Experiments were applied on two types of data, Computational Fluid Dynamic (CFD) and MRI flow phantom. To simulate a stenosis valve, in the case of CFD, a 3D geometrical cylinder model with 90% area stenosis was created and steady Navier-Stokes equations were numerically solved over 8 million tetrahedral finite element mesh at flow rate=13.2 ml/s. For in-vitro studies, a closed loop flow system phantom with a 75% and 87% stenosis was run at 13.2 ml/s and 130 ml/s flow rates respectively. The imaging parameters are shown in Table 1.


To evaluate the effect of the noise, LS and PPE methods were fed by noise-corrupted CFD velocity fields with zero mean additive Gaussian noise. Figure 1 depicts the comparison between true pressure calculated directly by CFD and those derived from LS and PPE solutions when using noise-corrupted CFD velocity data. As can be seen, there is a good agreement between two approaches and CFD pressures.

The results of LS and PPE methods on MRI data at 13.2 ml/s and 130 ml/s flow rates are shown in figure 2. The new method follows PPE quite closely. The computational time for the LS approach is 8.8 seconds which is to be compared to 123 seconds for PPE scheme on a machine with a dual-core 3GHz processor and 8GB RAM.

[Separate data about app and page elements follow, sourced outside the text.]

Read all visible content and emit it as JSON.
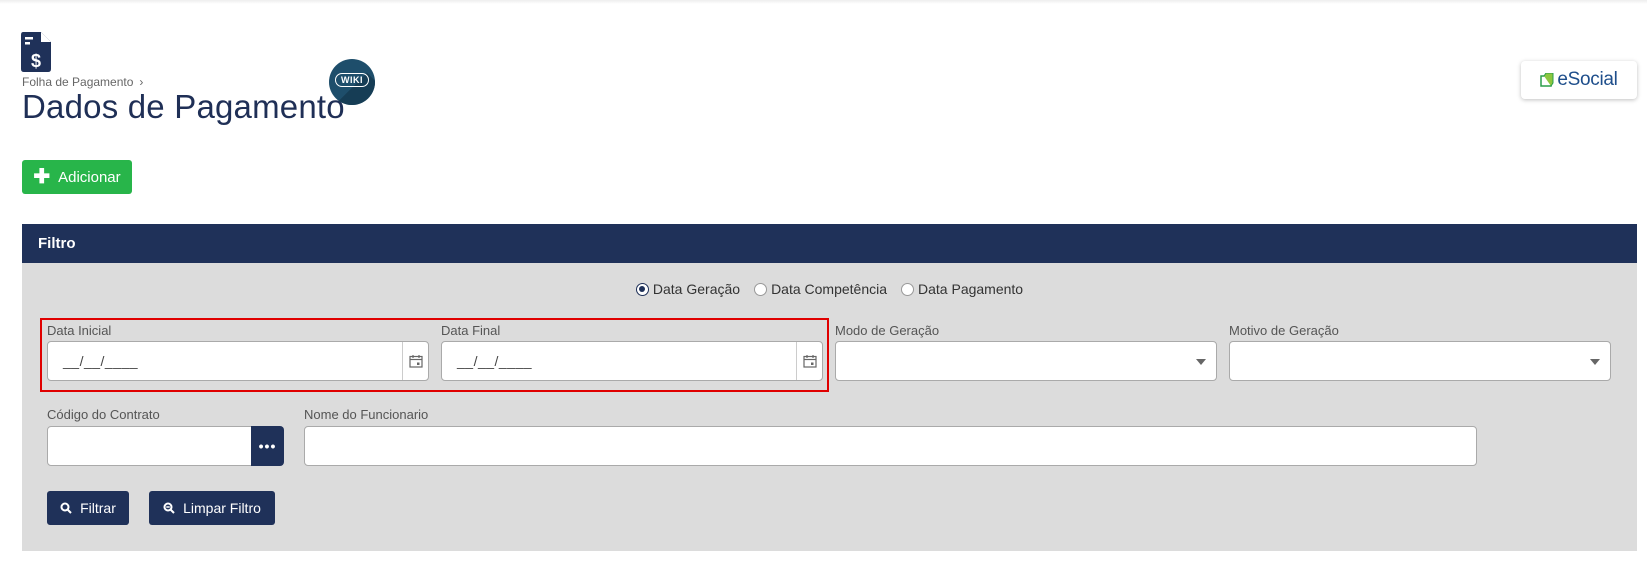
{
  "header": {
    "breadcrumb": "Folha de Pagamento",
    "breadcrumb_sep": "›",
    "title": "Dados de Pagamento",
    "wiki_label": "WIKI",
    "esocial_label": "eSocial"
  },
  "toolbar": {
    "add_label": "Adicionar"
  },
  "filter": {
    "title": "Filtro",
    "radios": [
      {
        "label": "Data Geração",
        "checked": true
      },
      {
        "label": "Data Competência",
        "checked": false
      },
      {
        "label": "Data Pagamento",
        "checked": false
      }
    ],
    "fields": {
      "data_inicial_label": "Data Inicial",
      "data_inicial_value": "__/__/____",
      "data_final_label": "Data Final",
      "data_final_value": "__/__/____",
      "modo_label": "Modo de Geração",
      "motivo_label": "Motivo de Geração",
      "codigo_label": "Código do Contrato",
      "nome_label": "Nome do Funcionario"
    },
    "ellipsis_label": "•••",
    "filtrar_label": "Filtrar",
    "limpar_label": "Limpar Filtro"
  },
  "colors": {
    "navy": "#1f3159",
    "green": "#28b54a",
    "highlight": "#e00000",
    "panel": "#dcdcdc"
  }
}
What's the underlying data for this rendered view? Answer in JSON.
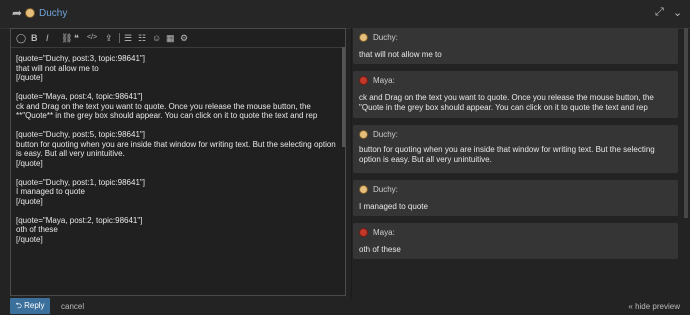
{
  "header": {
    "reply_icon": "reply-arrow-icon",
    "user": "Duchy",
    "expand_icon": "expand-icon",
    "collapse_icon": "chevron-down-icon"
  },
  "toolbar": {
    "buttons": [
      "speech-bubble",
      "bold",
      "italic",
      "link",
      "quote",
      "code",
      "upload",
      "bullet-list",
      "numbered-list",
      "emoji",
      "date",
      "settings"
    ],
    "glyphs": [
      "◯",
      "B",
      "I",
      "⛓",
      "❝",
      "</>",
      "⇪",
      "☰",
      "☷",
      "☺",
      "▦",
      "⚙"
    ]
  },
  "editor": {
    "content": "[quote=\"Duchy, post:3, topic:98641\"]\nthat will not allow me to\n[/quote]\n\n[quote=\"Maya, post:4, topic:98641\"]\nck and Drag on the text you want to quote. Once you release the mouse button, the **\"Quote** in the grey box should appear. You can click on it to quote the text and rep\n\n[quote=\"Duchy, post:5, topic:98641\"]\nbutton for quoting when you are inside that window for writing text. But the selecting option is easy. But all very unintuitive.\n[/quote]\n\n[quote=\"Duchy, post:1, topic:98641\"]\nI managed to quote\n[/quote]\n\n[quote=\"Maya, post:2, topic:98641\"]\noth of these\n[/quote]"
  },
  "preview": [
    {
      "user": "Duchy:",
      "avatar": "duchy",
      "text": "that will not allow me to"
    },
    {
      "user": "Maya:",
      "avatar": "maya",
      "text": "ck and Drag on the text you want to quote. Once you release the mouse button, the \"Quote in the grey box should appear. You can click on it to quote the text and rep"
    },
    {
      "user": "Duchy:",
      "avatar": "duchy",
      "text": "button for quoting when you are inside that window for writing text. But the selecting option is easy. But all very unintuitive."
    },
    {
      "user": "Duchy:",
      "avatar": "duchy",
      "text": "I managed to quote"
    },
    {
      "user": "Maya:",
      "avatar": "maya",
      "text": "oth of these"
    }
  ],
  "footer": {
    "reply_label": "Reply",
    "cancel_label": "cancel",
    "hide_preview_label": "« hide preview"
  },
  "colors": {
    "accent": "#3b6f9c",
    "username": "#6fa5d8",
    "background": "#232323",
    "card": "#353535"
  }
}
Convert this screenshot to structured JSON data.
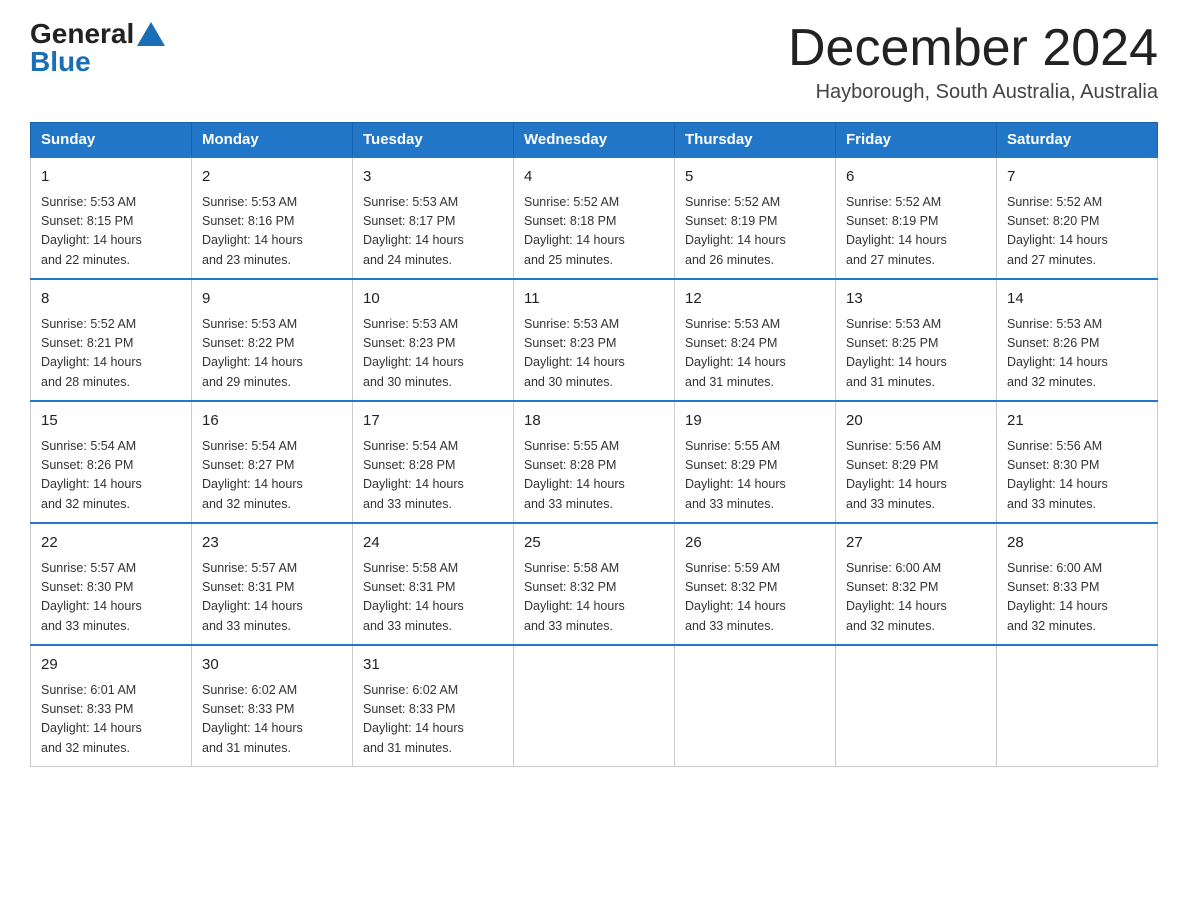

This paper introduced a 3D matrix-based least square solution for measuring relative transstenotic pressure drop from PC-MRI. The results of both CFD simulation and phantom MRI data demonstrated the acceptable performance of the LS algorithm. Further work remains to show the utility of the method in deriving pressures from pulsatile and in-vivo data.


No acknowledgement found.


1. A.N.Moghaddam, et al., Magn Reson in Med (2004), vol. 52, pp. 300-309.

2. MJ.Negahdar, et al, Proc Intl Soc Mag Reson Med. 21 (2013)

3. Wang, C.Y, et al. Exp Fluids (2017), pp. 58-84. DOI: s00348-017-2368-0


Table 1. Imaging parameters for the phantom MRI data acquisition.

Figure 1: Comparison of CFD generated pressure (black line) with those derived from matrix-based Least Square approach (blue dashed line) and Pressure Poisson Equation solution (red dash-dot line) using noisy CFD data at 13.2 ml/s flow rate. Note that the standard deviation of zero mean Gaussian noise equals 0.08 which was added to CFD simulated velocity fields based on maximum velocity in each x, y and z directions. Also, please Note that only pressures along the centerline of the phantom is presented.

Figure 2: Results from matrix-based Least Square approach (blue dashed line) and Pressure Poisson Equation solution (red line) on in-vitro phantom MRI data at 13.2 ml/s (top) and 130 ml/s (bottom) steady flow rate. Cleary, there is good agreement between two methods. Note that only pressure along the centerline of the phantom has been plotted.

Proc. Intl. Soc. Mag. Reson. Med. 26 (2018)